By Robert Henson, courtesy of Tall Firs Media, LLC
Microsoft, the worldâs largest software maker and itself a massive consumer of image content for its products and services, has taken the bold step of promoting the theft of images online. Through its newly revamped Office product, Microsoft is replacing an image search functionality â one that routed the user to vetted sources for searching, transacting and integrating content into their online projects â with a general Bing search. While Microsoft is certainly free to remove one piece of Office functionality and push users onto the Bing platform, the methods of how it is doing so underscores a blatant disregard of intellectual property.
On Microsoftâs Office web page Images, it guides an Office user on the acquisition of images for use. Under âUse Bing to get imagesâ, it outlines a three step process:
- Open Bing.com (and search for an image)
- Hover over your selected itemâ¦and Right click
- Click Save picture asâ¦in the menu.
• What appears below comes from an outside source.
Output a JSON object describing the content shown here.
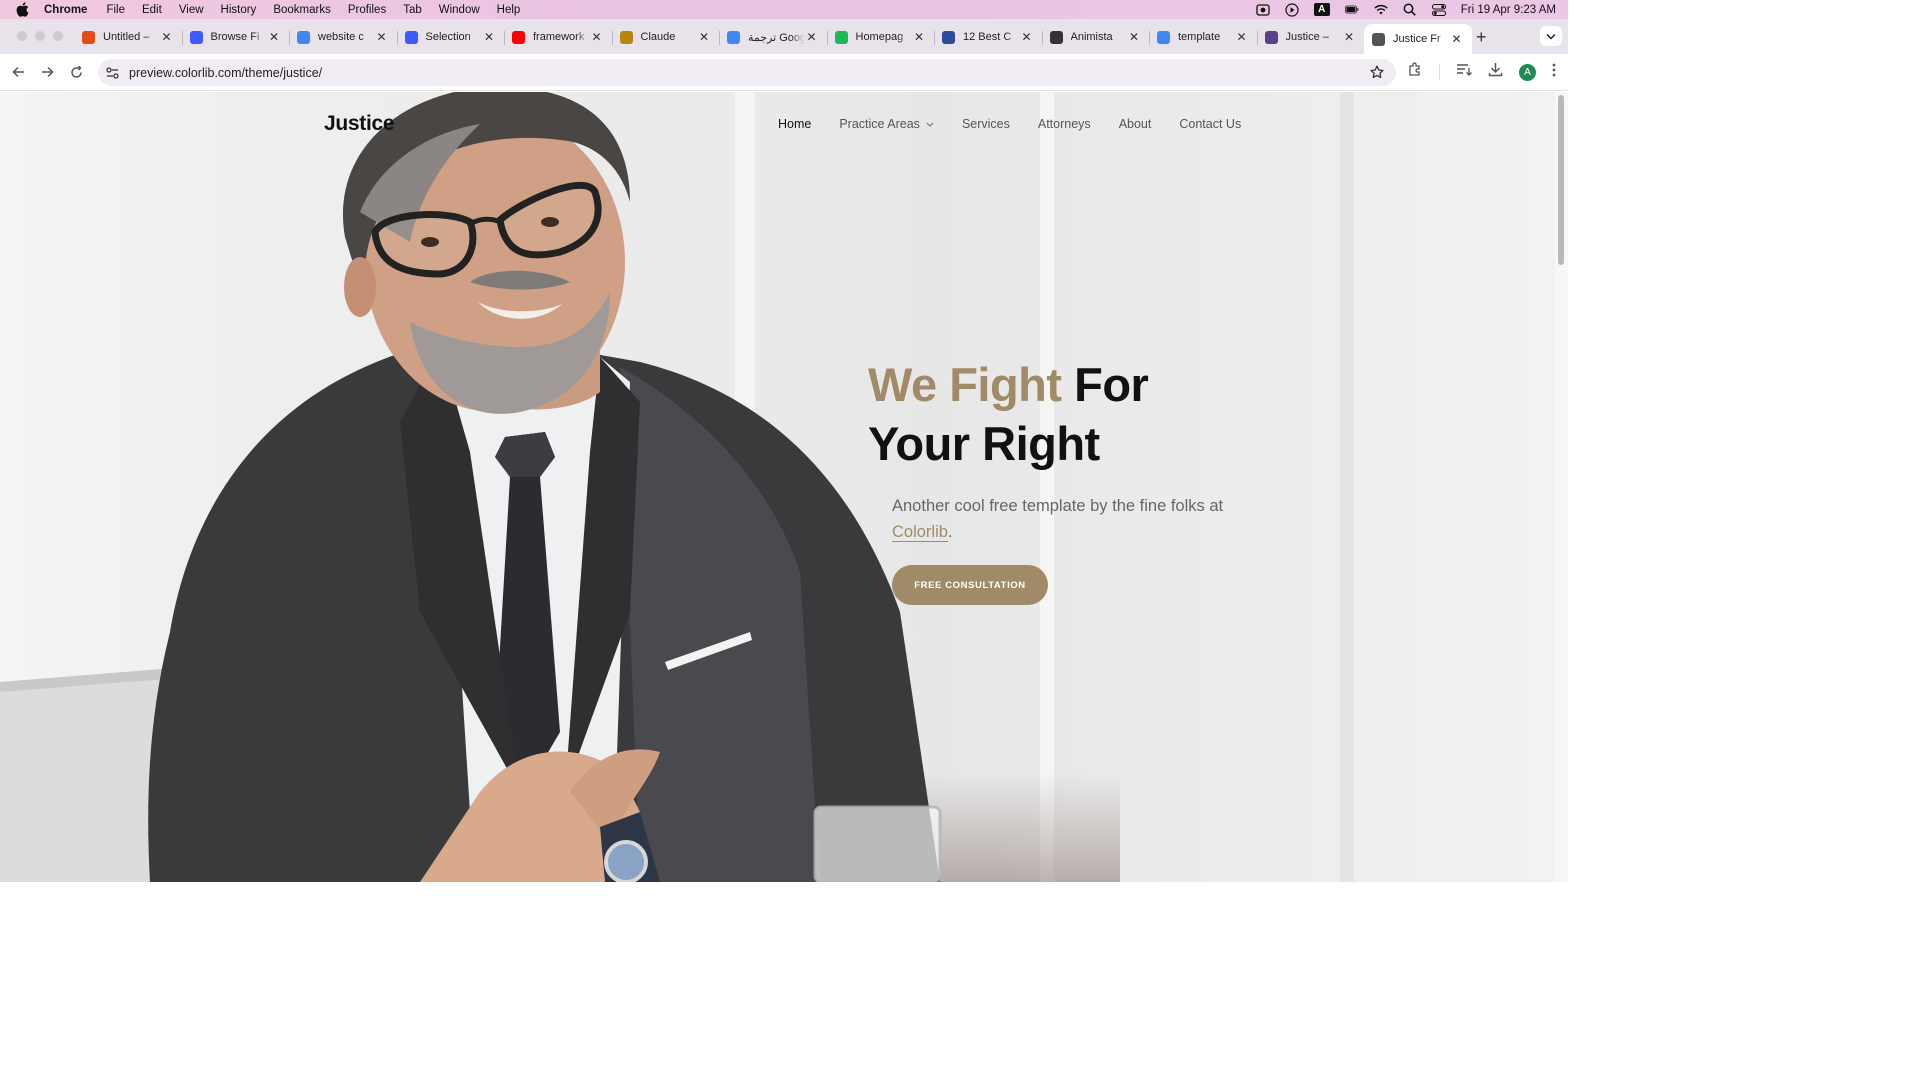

Save image.
The message is clear: use Bing to download images for whatever intended use you might have. Microsoft does not attempt to educate the user on copyright, use rights or even how unauthorized use of images pulled from the web might expose the user to risks. It would seem that driving Bing traffic at the expense of content owners and generating volumes of orphaned works is far more important to Microsoft than architecting a solution where both parties might benefit from online search and use.
The unauthorized use of images has increased year over year, where it is now assumed that well over 85% of all images used online are done so illegally. Sites like Pinterest routinely expunge image metadata when users pin images, and despite attempts by Getty to monetize their collection by coupling Getty orphaned works with their rightful information, itâs a drop in the bucket considering the hundreds of millions â or billions â of images Pinterest hosts. Google is still the leader in generating orphaned works, and theyâve recently made greater strides in obfuscating information on the rightful owner of an image, while giving easier direct access of any online image from their search to users.
Microsoft, desperate to try and play catch up in the online search market, is brazenly throwing the content industry under the bus in the name of Bing. How it is educating the market on image use and consumption might very well be categorized as reckless, but more so ironic given that Microsoft is a corporation that vehemently defends its own intellectual property with extreme prejudice.
Itâs not the lack of viable alternatives that accelerates unauthorized use, but lack of market education and general disinterest on behalf of search engines and social media platforms. What market education there is comes through the wellspring of Creative Commons, Electronic Frontier Foundation, and other entities that advocate for free and unfettered access to content, and are intent on rewriting the rules around content ownership and accessibility. Microsoft has joined in the chorus, with a clear full-throated voice.